- The Washington Times - Thursday, October 27, 2005

BAGHDAD — Sunni leaders are shaking off their failure to defeat the new constitution in a nationwide referendum and are gearing up to win political influence in the Dec. 15 National Assembly elections.

With the deadline for registering political parties ending tomorrow, the Sunnis — who refused to participate when the present National Assembly was elected — are drawing up new political alliances with an eye to win as many seats as possible in the 275-seat assembly.

Three Sunni groups — the Iraqi National Dialogue, the Iraqi Islamic Party and the Iraqi People’s Gathering — plan to form an alliance for upcoming elections.

“We have very intense discussion with the Sunnis daily, explaining to them the advantage of participating, and point them in the direction of people who can help them,” one Western official in Baghdad said.

Sunnis turned out in high numbers for the Oct. 15 referendum to vote against the constitution, which they felt favored Shi’ite and Kurd interests, but failed to gather enough votes to scuttle the charter.

Thanks to a last-minute amendment to the document, if they win enough seats in the new, four-year assembly, they will be able to change the constitution.

Few here think Sunni political participation will end the violent insurgency that has killed more than 2,000 American troops. At least 10 times that many Iraqis, probably more, are thought to have died.

“I don’t think that Sunni Arab unification or rallying to the political process will offer a quick fix,” said the Western official on the condition of anonymity.

He added, however, that “if a strong Sunni Arab interest in the political process stays strong, and if it is visibly shown to protect some key Sunni Arab concerns, over time it will weaken some of the public support for the insurgency.”

Those concerns, said the official, included Shi’ite death squads combing through neighborhoods and executing Sunnis.

Another alliance appears to be developing that would emphasize Sunni secularists, some of whom are joining a secular grouping headed by former Prime Minister Iyad Allawi.

Mr. Allawi, a secular Shi’ite, is generally seen in Iraq as a “strongman.”

But charges of corruption and his decision to bring Ba’athists back into the government last year to try and break the insurgency and get the country running again was ill-received by fellow Shi’ites.

Mr. Allawi’s group includes Shi’ites, Sunnis and Kurds, Arab socialists, communists and what the official termed as “modern democrats.”

Former Interior Minister Faleh al-Naqib, who has joined Mr. Allawi’s group, explained how this alliance would most likely approach the campaign trail.

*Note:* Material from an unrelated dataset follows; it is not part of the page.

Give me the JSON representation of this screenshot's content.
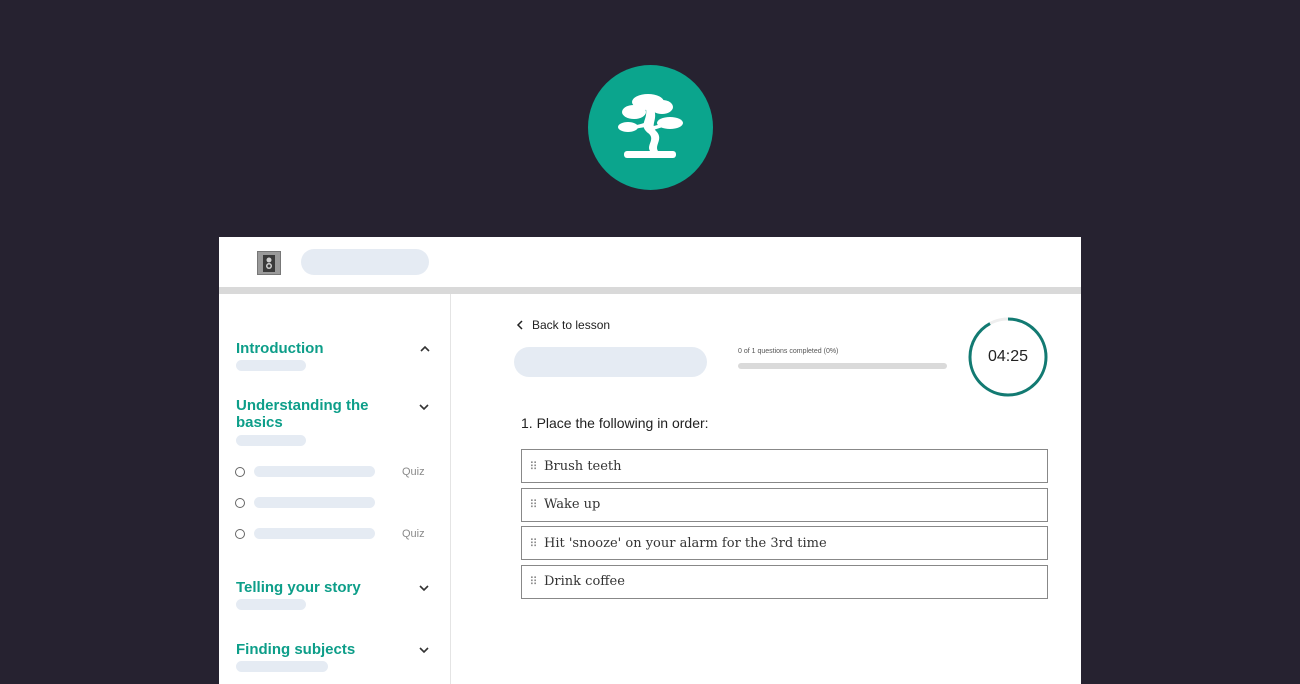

“Many Islamic Shi’ite parties are almost belonging to Iran, and that is totally unacceptable for the Iraqi people,” Mr. al-Naqib said in an interview, while sitting comfortably on a couch in his house.

The current government of Prime Minister Ibrahim al-Jaafari — who spent many years in Iran — includes the powerful Supreme Council for Islamic Revolution of Iraq, perceived by many as heavily under Iran’s influence.

“The people have tried this government … and they will not have the same support of the people,” Mr. al-Naqib said.

“The majority have changed their mind because the performance of this government: assassinations, killings, kidnappings, bad services.” Mr. al-Naqib said.

Mr. Allawi’s coalition would consider joining forces with the Sunni lists once the election is over and political blocs start forming within the assembly.

If the Sunnis win enough political clout, the Western official said, they would most likely try to roll back constitutional provisions on federalism, try to put the central government back in control of Iraq’s natural resources, chiefly oil, and focus on security issues.

The official told reporters that Shi’ite leaders were trying to decide whether to present a unified list similar to that which won a majority of seats in January elections for the present assembly. Another possibility would be for the Shi’ites to give in to the divisions within their group and present three lists.

“It is not a finished deal,” he said. “They are working on it tonight. Maybe they will be successful, maybe not.”

The two main Kurdish parties are expected to join forces, much as they did in the last election, in which they won enough seats in the assembly to make them the key to any political decision.

Another major alliance forming appears to be a group of political independents that would include tribal sheiks, technocrats, businessmen and professionals.

“The political spectrum will cover everything from Islamist Shi’ites and Sunnis to more modern business-technical orientation and will include … cross-sectarian groups,” the official said in a telephone conference call.



Click to Read More

Click to Hide